▶ [Problem requirements]: Across the records, how many lines contain "Reservation"? Answer with the number alone.

Dataset rows for apps and sites:

******************************

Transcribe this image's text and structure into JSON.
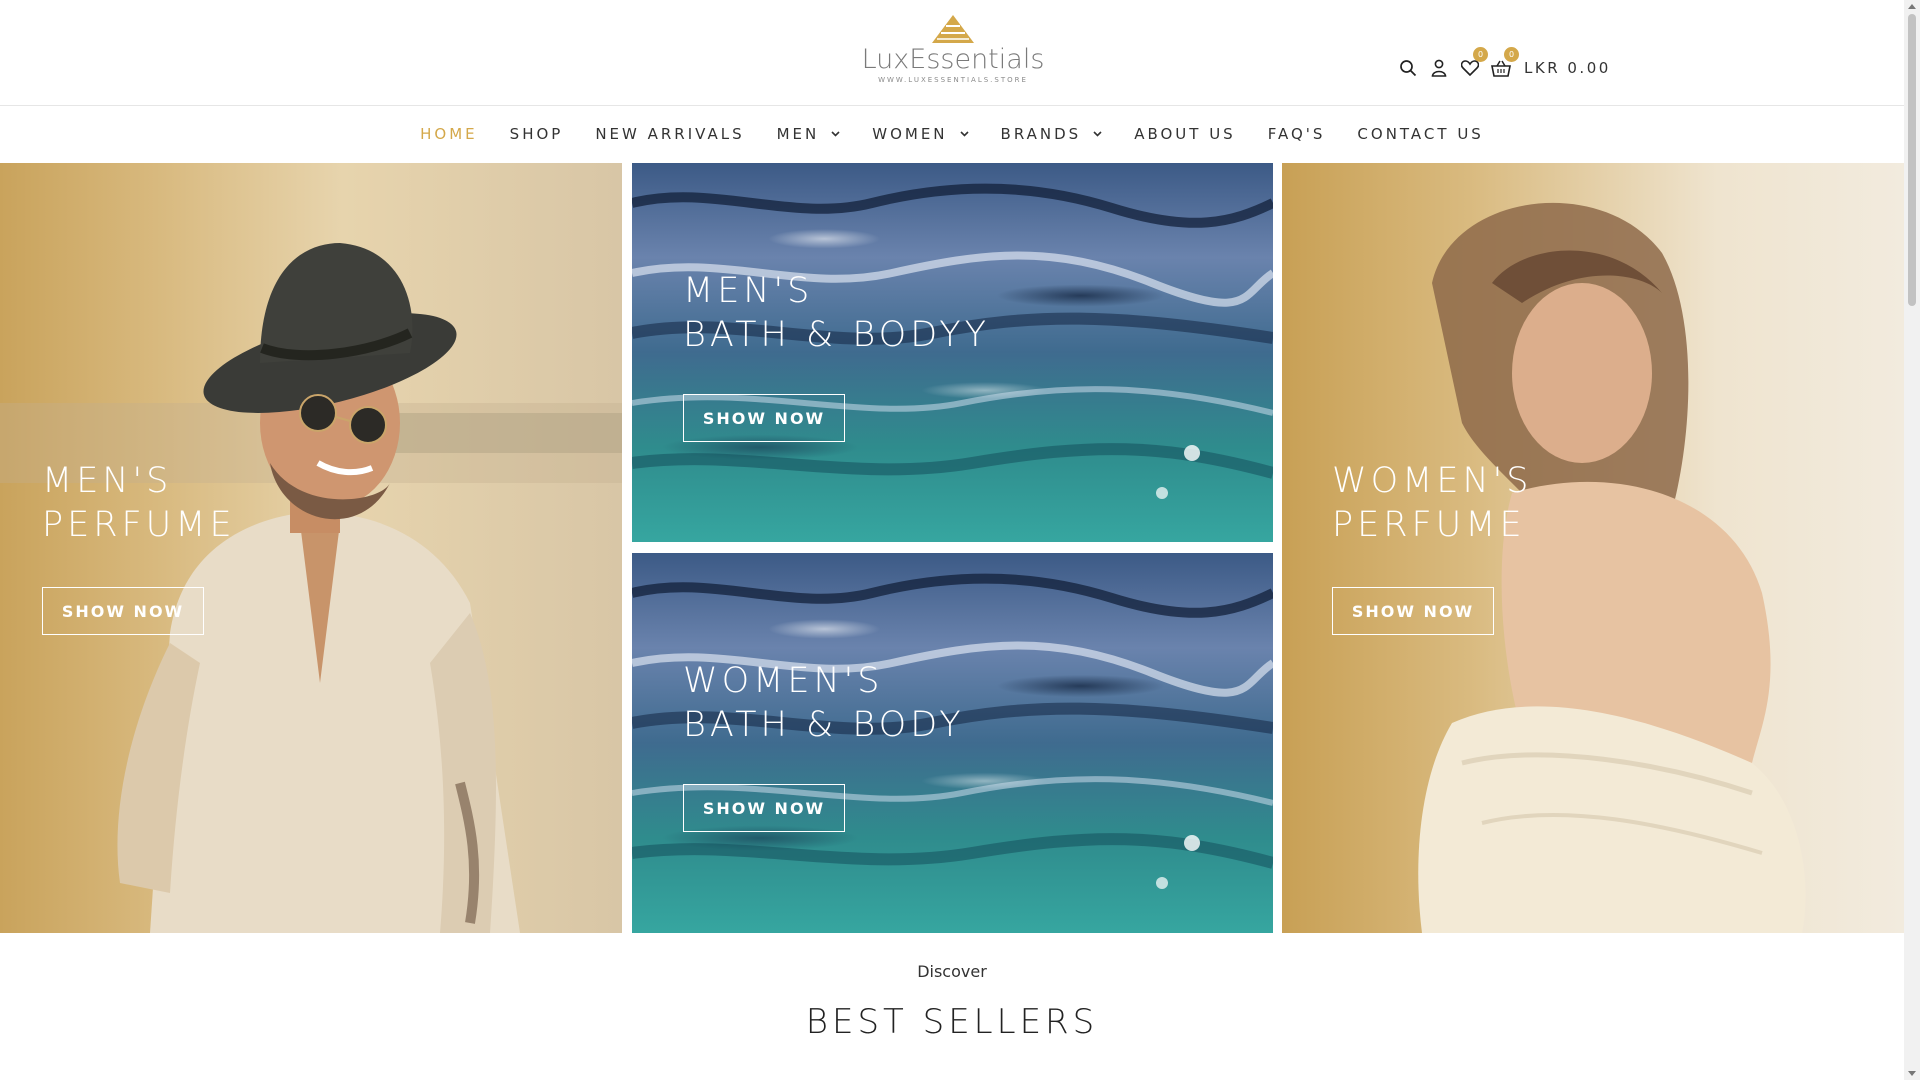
{
  "brand": {
    "name": "LuxEssentials",
    "url": "WWW.LUXESSENTIALS.STORE",
    "accent": "#d4a84a"
  },
  "header": {
    "icons": [
      "search-icon",
      "user-icon",
      "heart-icon",
      "basket-icon"
    ],
    "wishlist_count": "0",
    "cart_count": "0",
    "cart_total": "LKR 0.00"
  },
  "nav": {
    "items": [
      {
        "label": "HOME",
        "active": true
      },
      {
        "label": "SHOP"
      },
      {
        "label": "NEW ARRIVALS"
      },
      {
        "label": "MEN",
        "dropdown": true
      },
      {
        "label": "WOMEN",
        "dropdown": true
      },
      {
        "label": "BRANDS",
        "dropdown": true
      },
      {
        "label": "ABOUT US"
      },
      {
        "label": "FAQ'S"
      },
      {
        "label": "CONTACT US"
      }
    ]
  },
  "hero": {
    "left": {
      "line1": "MEN'S",
      "line2": "PERFUME",
      "button": "SHOW NOW"
    },
    "mid_top": {
      "line1": "MEN'S",
      "line2": "BATH & BODYY",
      "button": "SHOW NOW"
    },
    "mid_bottom": {
      "line1": "WOMEN'S",
      "line2": "BATH & BODY",
      "button": "SHOW NOW"
    },
    "right": {
      "line1": "WOMEN'S",
      "line2": "PERFUME",
      "button": "SHOW NOW"
    }
  },
  "section": {
    "eyebrow": "Discover",
    "title": "BEST SELLERS"
  }
}
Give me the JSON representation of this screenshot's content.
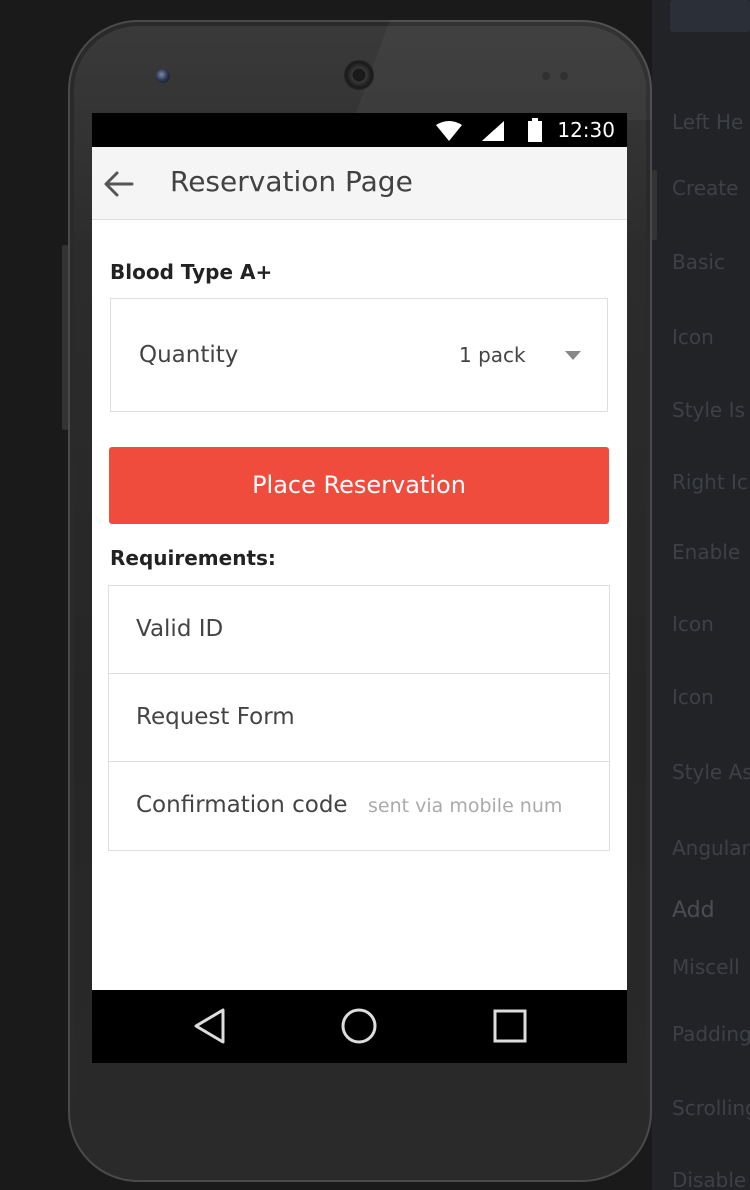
{
  "background_panel": {
    "items": [
      "Left He",
      "Create",
      "Basic",
      "Icon",
      "Style Is",
      "Right Ic",
      "Enable",
      "Icon",
      "Icon",
      "Style As",
      "Angular",
      "Add",
      "Miscell",
      "Padding",
      "Scrolling",
      "Disable"
    ]
  },
  "statusbar": {
    "time": "12:30",
    "icons": [
      "wifi-icon",
      "signal-icon",
      "battery-icon"
    ]
  },
  "appbar": {
    "back_icon": "arrow-left-icon",
    "title": "Reservation Page"
  },
  "form": {
    "blood_type_label": "Blood Type A+",
    "quantity_label": "Quantity",
    "quantity_value": "1 pack",
    "reserve_button": "Place Reservation"
  },
  "requirements": {
    "title": "Requirements:",
    "items": [
      {
        "name": "Valid ID",
        "hint": ""
      },
      {
        "name": "Request Form",
        "hint": ""
      },
      {
        "name": "Confirmation code",
        "hint": "sent via mobile num"
      }
    ]
  },
  "navbar": {
    "icons": [
      "back-triangle-icon",
      "home-circle-icon",
      "recents-square-icon"
    ]
  },
  "colors": {
    "accent": "#ef4c3d",
    "appbar_bg": "#f5f5f5",
    "screen_bg": "#ffffff",
    "device_body": "#2c2c2c"
  }
}
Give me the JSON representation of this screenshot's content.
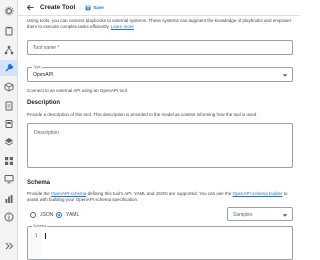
{
  "header": {
    "title": "Create Tool",
    "save_label": "Save"
  },
  "intro": {
    "text": "Using tools, you can connect playbooks to external systems. These systems can augment the knowledge of playbooks and empower them to execute complex tasks efficiently.",
    "link": "Learn more"
  },
  "tool_name": {
    "placeholder": "Tool name *"
  },
  "type": {
    "label": "Type",
    "value": "OpenAPI"
  },
  "connect_text": "Connect to an external API using an OpenAPI tool.",
  "description": {
    "heading": "Description",
    "help": "Provide a description of this tool. This description is provided to the model as context informing how the tool is used.",
    "placeholder": "Description"
  },
  "schema": {
    "heading": "Schema",
    "help_prefix": "Provide the",
    "help_link1": "OpenAPI schema",
    "help_middle": "defining this tool's API. YAML and JSON are supported. You can use the",
    "help_link2": "OpenAPI schema builder",
    "help_suffix": "to assist with building your OpenAPI schema specification.",
    "format_options": [
      "JSON",
      "YAML"
    ],
    "selected_format": "YAML",
    "samples_placeholder": "Samples",
    "editor_label": "Schema",
    "line_number": "1"
  },
  "colors": {
    "accent": "#1a73e8",
    "rail": "#f1f3f4",
    "active_rail": "#d3e3fd"
  }
}
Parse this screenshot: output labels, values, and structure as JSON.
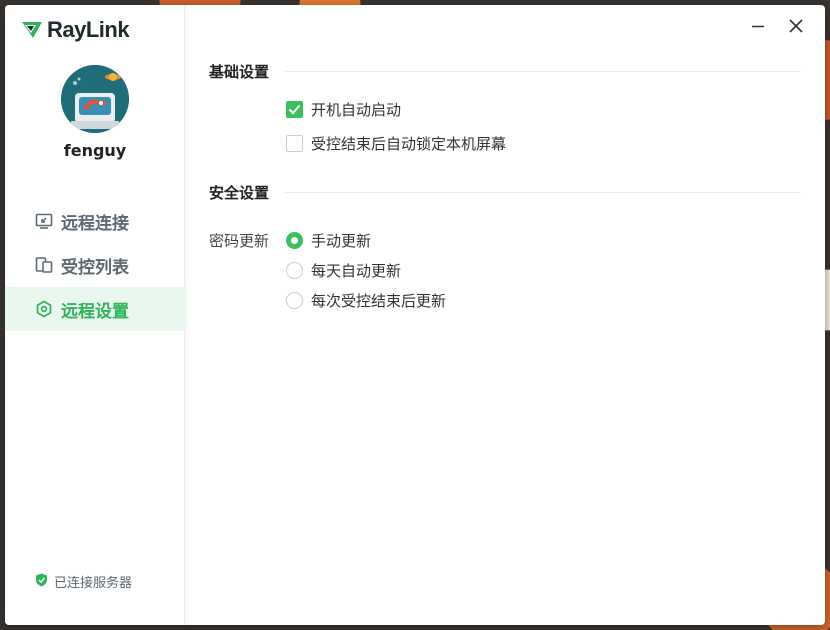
{
  "app": {
    "logo_text": "RayLink",
    "accent_color": "#3cc05f"
  },
  "user": {
    "name": "fenguy"
  },
  "sidebar": {
    "items": [
      {
        "label": "远程连接",
        "icon": "remote-connect-icon",
        "active": false
      },
      {
        "label": "受控列表",
        "icon": "controlled-list-icon",
        "active": false
      },
      {
        "label": "远程设置",
        "icon": "settings-hex-icon",
        "active": true
      }
    ],
    "server_status": "已连接服务器"
  },
  "settings": {
    "basic": {
      "title": "基础设置",
      "options": [
        {
          "label": "开机自动启动",
          "checked": true
        },
        {
          "label": "受控结束后自动锁定本机屏幕",
          "checked": false
        }
      ]
    },
    "security": {
      "title": "安全设置",
      "password_label": "密码更新",
      "radio_options": [
        {
          "label": "手动更新",
          "checked": true
        },
        {
          "label": "每天自动更新",
          "checked": false
        },
        {
          "label": "每次受控结束后更新",
          "checked": false
        }
      ]
    }
  }
}
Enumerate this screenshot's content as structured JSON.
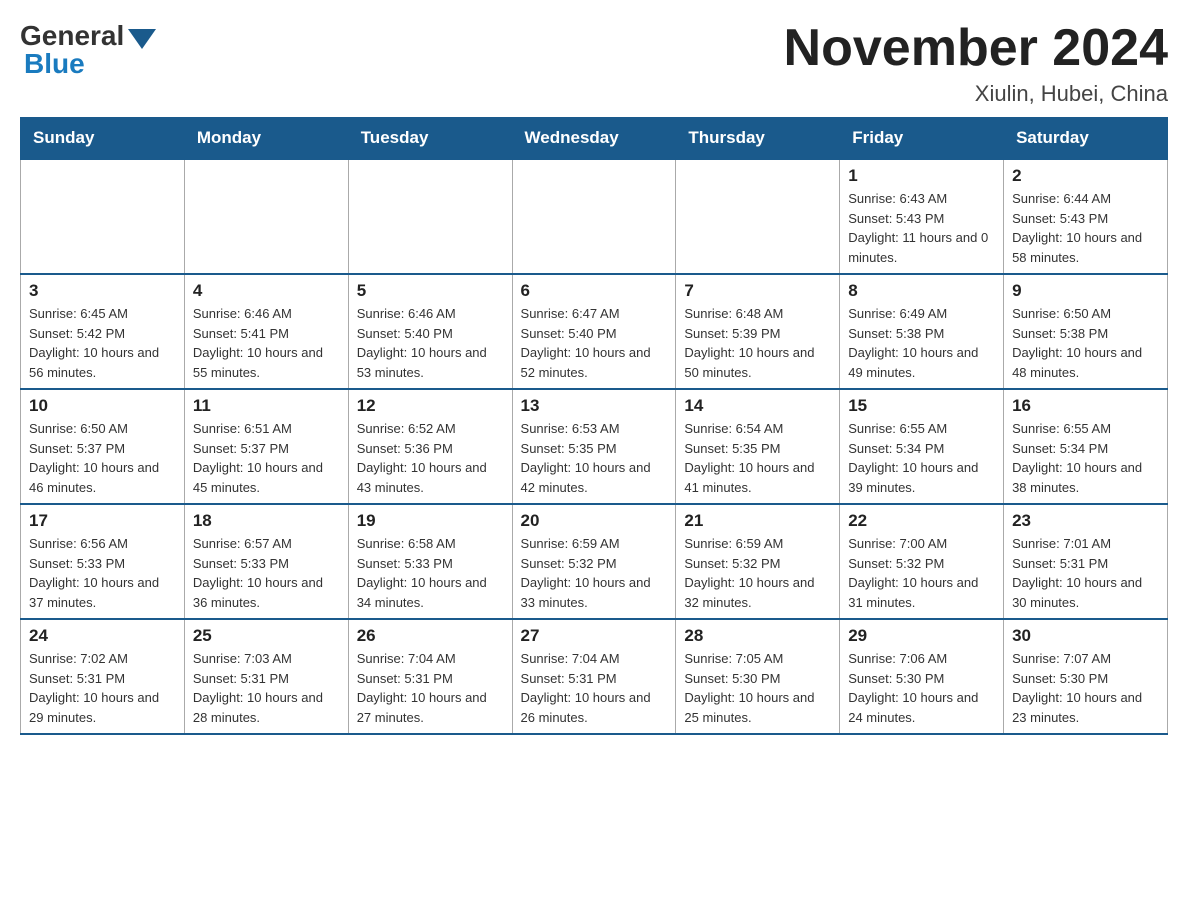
{
  "header": {
    "logo_general": "General",
    "logo_blue": "Blue",
    "main_title": "November 2024",
    "subtitle": "Xiulin, Hubei, China"
  },
  "weekdays": [
    "Sunday",
    "Monday",
    "Tuesday",
    "Wednesday",
    "Thursday",
    "Friday",
    "Saturday"
  ],
  "weeks": [
    [
      {
        "day": "",
        "info": ""
      },
      {
        "day": "",
        "info": ""
      },
      {
        "day": "",
        "info": ""
      },
      {
        "day": "",
        "info": ""
      },
      {
        "day": "",
        "info": ""
      },
      {
        "day": "1",
        "info": "Sunrise: 6:43 AM\nSunset: 5:43 PM\nDaylight: 11 hours and 0 minutes."
      },
      {
        "day": "2",
        "info": "Sunrise: 6:44 AM\nSunset: 5:43 PM\nDaylight: 10 hours and 58 minutes."
      }
    ],
    [
      {
        "day": "3",
        "info": "Sunrise: 6:45 AM\nSunset: 5:42 PM\nDaylight: 10 hours and 56 minutes."
      },
      {
        "day": "4",
        "info": "Sunrise: 6:46 AM\nSunset: 5:41 PM\nDaylight: 10 hours and 55 minutes."
      },
      {
        "day": "5",
        "info": "Sunrise: 6:46 AM\nSunset: 5:40 PM\nDaylight: 10 hours and 53 minutes."
      },
      {
        "day": "6",
        "info": "Sunrise: 6:47 AM\nSunset: 5:40 PM\nDaylight: 10 hours and 52 minutes."
      },
      {
        "day": "7",
        "info": "Sunrise: 6:48 AM\nSunset: 5:39 PM\nDaylight: 10 hours and 50 minutes."
      },
      {
        "day": "8",
        "info": "Sunrise: 6:49 AM\nSunset: 5:38 PM\nDaylight: 10 hours and 49 minutes."
      },
      {
        "day": "9",
        "info": "Sunrise: 6:50 AM\nSunset: 5:38 PM\nDaylight: 10 hours and 48 minutes."
      }
    ],
    [
      {
        "day": "10",
        "info": "Sunrise: 6:50 AM\nSunset: 5:37 PM\nDaylight: 10 hours and 46 minutes."
      },
      {
        "day": "11",
        "info": "Sunrise: 6:51 AM\nSunset: 5:37 PM\nDaylight: 10 hours and 45 minutes."
      },
      {
        "day": "12",
        "info": "Sunrise: 6:52 AM\nSunset: 5:36 PM\nDaylight: 10 hours and 43 minutes."
      },
      {
        "day": "13",
        "info": "Sunrise: 6:53 AM\nSunset: 5:35 PM\nDaylight: 10 hours and 42 minutes."
      },
      {
        "day": "14",
        "info": "Sunrise: 6:54 AM\nSunset: 5:35 PM\nDaylight: 10 hours and 41 minutes."
      },
      {
        "day": "15",
        "info": "Sunrise: 6:55 AM\nSunset: 5:34 PM\nDaylight: 10 hours and 39 minutes."
      },
      {
        "day": "16",
        "info": "Sunrise: 6:55 AM\nSunset: 5:34 PM\nDaylight: 10 hours and 38 minutes."
      }
    ],
    [
      {
        "day": "17",
        "info": "Sunrise: 6:56 AM\nSunset: 5:33 PM\nDaylight: 10 hours and 37 minutes."
      },
      {
        "day": "18",
        "info": "Sunrise: 6:57 AM\nSunset: 5:33 PM\nDaylight: 10 hours and 36 minutes."
      },
      {
        "day": "19",
        "info": "Sunrise: 6:58 AM\nSunset: 5:33 PM\nDaylight: 10 hours and 34 minutes."
      },
      {
        "day": "20",
        "info": "Sunrise: 6:59 AM\nSunset: 5:32 PM\nDaylight: 10 hours and 33 minutes."
      },
      {
        "day": "21",
        "info": "Sunrise: 6:59 AM\nSunset: 5:32 PM\nDaylight: 10 hours and 32 minutes."
      },
      {
        "day": "22",
        "info": "Sunrise: 7:00 AM\nSunset: 5:32 PM\nDaylight: 10 hours and 31 minutes."
      },
      {
        "day": "23",
        "info": "Sunrise: 7:01 AM\nSunset: 5:31 PM\nDaylight: 10 hours and 30 minutes."
      }
    ],
    [
      {
        "day": "24",
        "info": "Sunrise: 7:02 AM\nSunset: 5:31 PM\nDaylight: 10 hours and 29 minutes."
      },
      {
        "day": "25",
        "info": "Sunrise: 7:03 AM\nSunset: 5:31 PM\nDaylight: 10 hours and 28 minutes."
      },
      {
        "day": "26",
        "info": "Sunrise: 7:04 AM\nSunset: 5:31 PM\nDaylight: 10 hours and 27 minutes."
      },
      {
        "day": "27",
        "info": "Sunrise: 7:04 AM\nSunset: 5:31 PM\nDaylight: 10 hours and 26 minutes."
      },
      {
        "day": "28",
        "info": "Sunrise: 7:05 AM\nSunset: 5:30 PM\nDaylight: 10 hours and 25 minutes."
      },
      {
        "day": "29",
        "info": "Sunrise: 7:06 AM\nSunset: 5:30 PM\nDaylight: 10 hours and 24 minutes."
      },
      {
        "day": "30",
        "info": "Sunrise: 7:07 AM\nSunset: 5:30 PM\nDaylight: 10 hours and 23 minutes."
      }
    ]
  ]
}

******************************

▶ [Solution to this task]: 2